=== Task directions ===
Count how many lines of the data below contain the string "icon"; the reply should be that number alone.

=== Available records ===
▬▬▬▬▬▬
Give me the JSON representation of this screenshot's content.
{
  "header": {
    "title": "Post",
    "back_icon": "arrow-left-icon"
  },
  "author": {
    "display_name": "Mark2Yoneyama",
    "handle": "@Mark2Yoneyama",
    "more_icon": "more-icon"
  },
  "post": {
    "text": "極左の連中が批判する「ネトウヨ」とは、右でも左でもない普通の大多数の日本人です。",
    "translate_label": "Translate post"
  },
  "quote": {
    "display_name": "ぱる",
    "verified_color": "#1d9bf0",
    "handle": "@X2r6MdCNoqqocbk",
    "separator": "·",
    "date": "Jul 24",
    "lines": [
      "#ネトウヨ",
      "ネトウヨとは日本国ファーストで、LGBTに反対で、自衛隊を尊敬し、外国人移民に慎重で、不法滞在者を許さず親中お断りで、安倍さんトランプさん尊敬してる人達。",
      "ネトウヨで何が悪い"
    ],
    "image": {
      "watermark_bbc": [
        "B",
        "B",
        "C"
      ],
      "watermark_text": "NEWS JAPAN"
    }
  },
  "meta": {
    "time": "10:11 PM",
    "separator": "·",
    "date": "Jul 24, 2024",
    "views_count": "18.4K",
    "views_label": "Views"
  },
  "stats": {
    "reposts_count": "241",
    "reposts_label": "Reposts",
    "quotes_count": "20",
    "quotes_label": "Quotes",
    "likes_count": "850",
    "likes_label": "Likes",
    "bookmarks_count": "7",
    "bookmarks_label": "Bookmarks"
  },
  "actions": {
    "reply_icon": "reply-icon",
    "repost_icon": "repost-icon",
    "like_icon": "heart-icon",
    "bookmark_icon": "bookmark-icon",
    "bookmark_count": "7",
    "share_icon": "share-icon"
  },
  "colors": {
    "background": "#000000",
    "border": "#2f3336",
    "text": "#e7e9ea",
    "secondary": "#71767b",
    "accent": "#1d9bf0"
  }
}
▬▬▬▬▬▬
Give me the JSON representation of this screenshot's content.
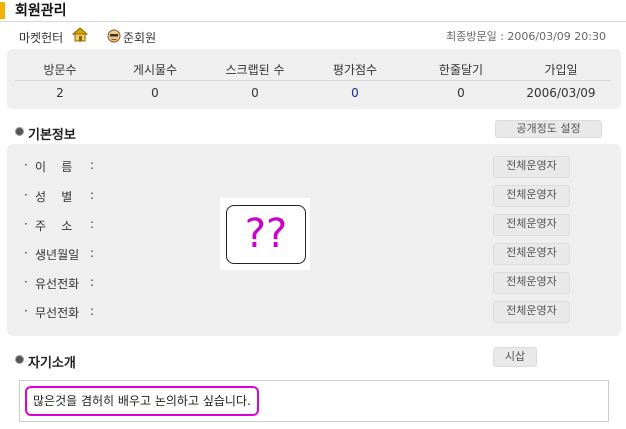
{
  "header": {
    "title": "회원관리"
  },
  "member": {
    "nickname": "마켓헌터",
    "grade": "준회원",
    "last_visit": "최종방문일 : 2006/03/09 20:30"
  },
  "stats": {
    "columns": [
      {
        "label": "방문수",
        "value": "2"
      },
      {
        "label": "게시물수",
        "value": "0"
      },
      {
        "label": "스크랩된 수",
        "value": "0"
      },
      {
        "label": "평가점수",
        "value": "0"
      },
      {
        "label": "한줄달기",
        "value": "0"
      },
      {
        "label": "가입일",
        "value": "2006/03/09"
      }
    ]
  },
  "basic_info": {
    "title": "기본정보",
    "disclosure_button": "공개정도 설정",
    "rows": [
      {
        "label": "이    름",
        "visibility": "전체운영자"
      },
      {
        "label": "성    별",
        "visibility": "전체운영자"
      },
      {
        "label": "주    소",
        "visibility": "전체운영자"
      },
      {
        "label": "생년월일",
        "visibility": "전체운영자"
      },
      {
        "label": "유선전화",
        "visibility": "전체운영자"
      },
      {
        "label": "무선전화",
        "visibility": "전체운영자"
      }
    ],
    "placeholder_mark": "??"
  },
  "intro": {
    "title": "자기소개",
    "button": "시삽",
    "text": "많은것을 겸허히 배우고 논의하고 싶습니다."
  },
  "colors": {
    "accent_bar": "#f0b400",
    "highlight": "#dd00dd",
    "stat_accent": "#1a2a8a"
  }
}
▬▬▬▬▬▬
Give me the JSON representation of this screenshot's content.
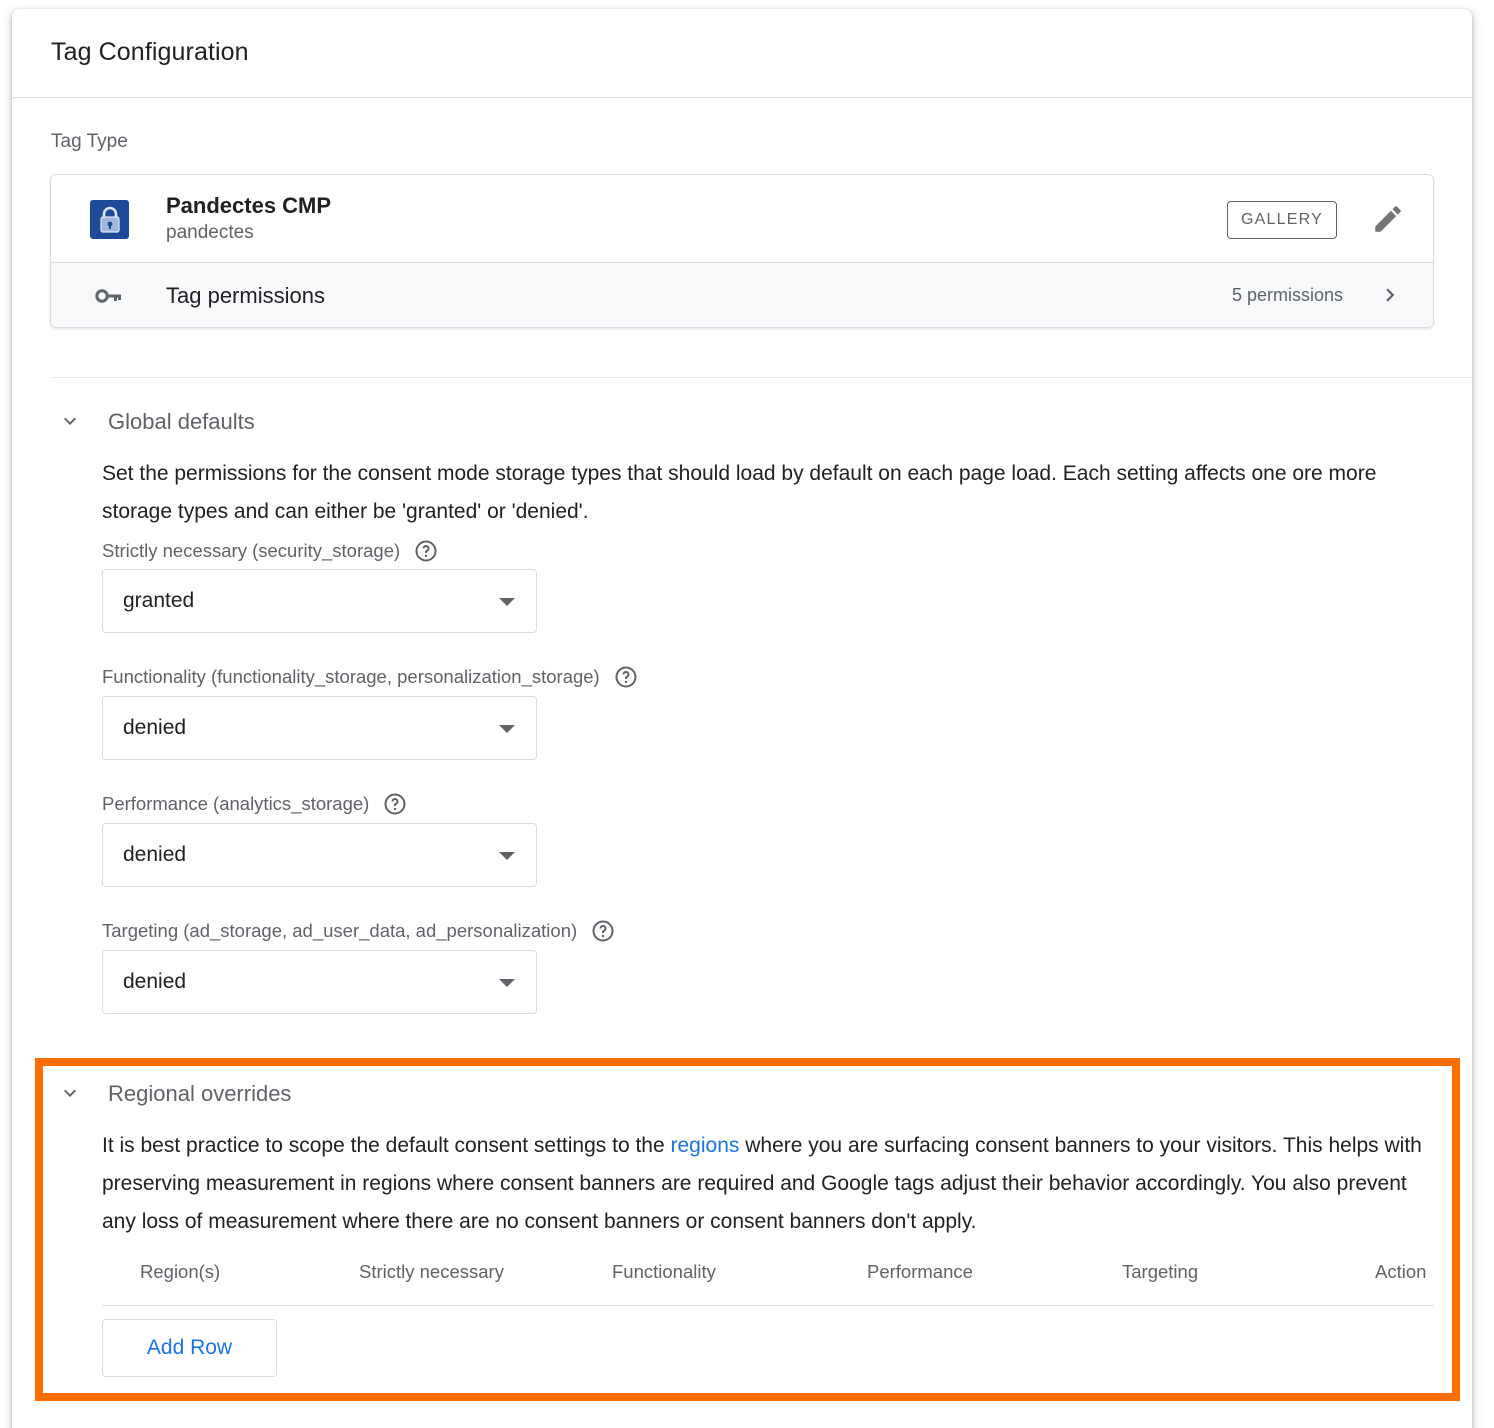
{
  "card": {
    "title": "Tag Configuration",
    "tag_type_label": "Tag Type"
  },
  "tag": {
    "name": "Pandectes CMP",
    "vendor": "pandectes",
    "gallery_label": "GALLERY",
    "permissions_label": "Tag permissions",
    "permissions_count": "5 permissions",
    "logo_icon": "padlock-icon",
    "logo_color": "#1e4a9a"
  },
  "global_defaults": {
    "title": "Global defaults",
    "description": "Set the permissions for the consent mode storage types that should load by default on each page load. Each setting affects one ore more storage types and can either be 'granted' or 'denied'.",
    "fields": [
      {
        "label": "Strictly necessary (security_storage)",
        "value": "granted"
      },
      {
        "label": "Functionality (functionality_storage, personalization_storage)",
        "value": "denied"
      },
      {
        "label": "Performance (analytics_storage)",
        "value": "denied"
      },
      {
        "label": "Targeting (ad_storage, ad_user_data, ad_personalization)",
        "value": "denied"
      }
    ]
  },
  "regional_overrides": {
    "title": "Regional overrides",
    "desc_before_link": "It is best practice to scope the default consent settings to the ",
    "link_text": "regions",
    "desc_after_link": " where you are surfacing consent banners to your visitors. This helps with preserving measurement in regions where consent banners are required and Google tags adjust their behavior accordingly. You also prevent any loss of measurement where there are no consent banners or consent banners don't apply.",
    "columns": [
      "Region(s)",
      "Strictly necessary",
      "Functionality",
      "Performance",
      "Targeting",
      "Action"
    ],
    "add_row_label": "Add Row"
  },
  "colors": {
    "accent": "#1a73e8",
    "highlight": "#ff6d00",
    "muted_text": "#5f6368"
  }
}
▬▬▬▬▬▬
=== Result of this task ===
8